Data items
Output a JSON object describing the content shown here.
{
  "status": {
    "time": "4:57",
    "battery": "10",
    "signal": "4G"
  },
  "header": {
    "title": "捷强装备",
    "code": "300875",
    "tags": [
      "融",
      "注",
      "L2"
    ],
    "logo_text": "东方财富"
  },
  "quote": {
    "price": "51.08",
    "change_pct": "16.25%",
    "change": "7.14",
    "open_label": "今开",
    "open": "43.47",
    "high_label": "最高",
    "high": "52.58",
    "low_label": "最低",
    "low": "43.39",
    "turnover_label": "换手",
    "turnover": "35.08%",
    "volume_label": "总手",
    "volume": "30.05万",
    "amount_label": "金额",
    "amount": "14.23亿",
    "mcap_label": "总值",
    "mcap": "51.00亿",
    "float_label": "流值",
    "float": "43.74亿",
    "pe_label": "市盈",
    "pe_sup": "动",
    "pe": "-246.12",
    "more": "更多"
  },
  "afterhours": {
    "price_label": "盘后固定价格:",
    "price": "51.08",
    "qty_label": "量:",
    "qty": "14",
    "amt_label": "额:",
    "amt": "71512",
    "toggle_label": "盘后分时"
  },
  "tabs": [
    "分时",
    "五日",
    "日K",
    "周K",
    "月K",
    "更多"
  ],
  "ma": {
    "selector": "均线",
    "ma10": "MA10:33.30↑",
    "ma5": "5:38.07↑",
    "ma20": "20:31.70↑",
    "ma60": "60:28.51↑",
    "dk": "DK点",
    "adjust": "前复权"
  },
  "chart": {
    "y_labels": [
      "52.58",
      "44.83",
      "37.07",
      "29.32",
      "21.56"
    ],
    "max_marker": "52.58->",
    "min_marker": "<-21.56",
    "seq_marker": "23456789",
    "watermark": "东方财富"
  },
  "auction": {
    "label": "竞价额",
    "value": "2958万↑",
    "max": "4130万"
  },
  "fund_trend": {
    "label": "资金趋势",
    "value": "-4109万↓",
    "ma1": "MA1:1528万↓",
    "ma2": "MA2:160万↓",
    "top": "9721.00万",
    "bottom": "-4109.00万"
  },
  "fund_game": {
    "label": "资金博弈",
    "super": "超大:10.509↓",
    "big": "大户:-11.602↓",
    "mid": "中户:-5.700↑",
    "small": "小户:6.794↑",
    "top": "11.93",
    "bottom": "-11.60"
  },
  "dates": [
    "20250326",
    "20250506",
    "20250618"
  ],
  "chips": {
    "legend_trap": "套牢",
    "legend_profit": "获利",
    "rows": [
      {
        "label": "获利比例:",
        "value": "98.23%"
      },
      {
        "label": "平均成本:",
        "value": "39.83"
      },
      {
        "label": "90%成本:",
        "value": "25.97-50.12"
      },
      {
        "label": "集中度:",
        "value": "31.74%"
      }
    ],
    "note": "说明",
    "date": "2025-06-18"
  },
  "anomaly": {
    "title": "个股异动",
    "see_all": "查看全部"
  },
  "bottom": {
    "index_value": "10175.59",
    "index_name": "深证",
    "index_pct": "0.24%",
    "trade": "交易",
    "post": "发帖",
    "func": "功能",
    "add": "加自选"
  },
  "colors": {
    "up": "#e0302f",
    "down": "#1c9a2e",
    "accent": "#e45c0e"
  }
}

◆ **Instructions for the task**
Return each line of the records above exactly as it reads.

◆ **Task response**
Output a JSON object describing the content shown here.
{
  "status": {
    "time": "4:57",
    "battery": "10",
    "signal": "4G"
  },
  "header": {
    "title": "捷强装备",
    "code": "300875",
    "tags": [
      "融",
      "注",
      "L2"
    ],
    "logo_text": "东方财富"
  },
  "quote": {
    "price": "51.08",
    "change_pct": "16.25%",
    "change": "7.14",
    "open_label": "今开",
    "open": "43.47",
    "high_label": "最高",
    "high": "52.58",
    "low_label": "最低",
    "low": "43.39",
    "turnover_label": "换手",
    "turnover": "35.08%",
    "volume_label": "总手",
    "volume": "30.05万",
    "amount_label": "金额",
    "amount": "14.23亿",
    "mcap_label": "总值",
    "mcap": "51.00亿",
    "float_label": "流值",
    "float": "43.74亿",
    "pe_label": "市盈",
    "pe_sup": "动",
    "pe": "-246.12",
    "more": "更多"
  },
  "afterhours": {
    "price_label": "盘后固定价格:",
    "price": "51.08",
    "qty_label": "量:",
    "qty": "14",
    "amt_label": "额:",
    "amt": "71512",
    "toggle_label": "盘后分时"
  },
  "tabs": [
    "分时",
    "五日",
    "日K",
    "周K",
    "月K",
    "更多"
  ],
  "ma": {
    "selector": "均线",
    "ma10": "MA10:33.30↑",
    "ma5": "5:38.07↑",
    "ma20": "20:31.70↑",
    "ma60": "60:28.51↑",
    "dk": "DK点",
    "adjust": "前复权"
  },
  "chart": {
    "y_labels": [
      "52.58",
      "44.83",
      "37.07",
      "29.32",
      "21.56"
    ],
    "max_marker": "52.58->",
    "min_marker": "<-21.56",
    "seq_marker": "23456789",
    "watermark": "东方财富"
  },
  "auction": {
    "label": "竞价额",
    "value": "2958万↑",
    "max": "4130万"
  },
  "fund_trend": {
    "label": "资金趋势",
    "value": "-4109万↓",
    "ma1": "MA1:1528万↓",
    "ma2": "MA2:160万↓",
    "top": "9721.00万",
    "bottom": "-4109.00万"
  },
  "fund_game": {
    "label": "资金博弈",
    "super": "超大:10.509↓",
    "big": "大户:-11.602↓",
    "mid": "中户:-5.700↑",
    "small": "小户:6.794↑",
    "top": "11.93",
    "bottom": "-11.60"
  },
  "dates": [
    "20250326",
    "20250506",
    "20250618"
  ],
  "chips": {
    "legend_trap": "套牢",
    "legend_profit": "获利",
    "rows": [
      {
        "label": "获利比例:",
        "value": "98.23%"
      },
      {
        "label": "平均成本:",
        "value": "39.83"
      },
      {
        "label": "90%成本:",
        "value": "25.97-50.12"
      },
      {
        "label": "集中度:",
        "value": "31.74%"
      }
    ],
    "note": "说明",
    "date": "2025-06-18"
  },
  "anomaly": {
    "title": "个股异动",
    "see_all": "查看全部"
  },
  "bottom": {
    "index_value": "10175.59",
    "index_name": "深证",
    "index_pct": "0.24%",
    "trade": "交易",
    "post": "发帖",
    "func": "功能",
    "add": "加自选"
  },
  "colors": {
    "up": "#e0302f",
    "down": "#1c9a2e",
    "accent": "#e45c0e"
  }
}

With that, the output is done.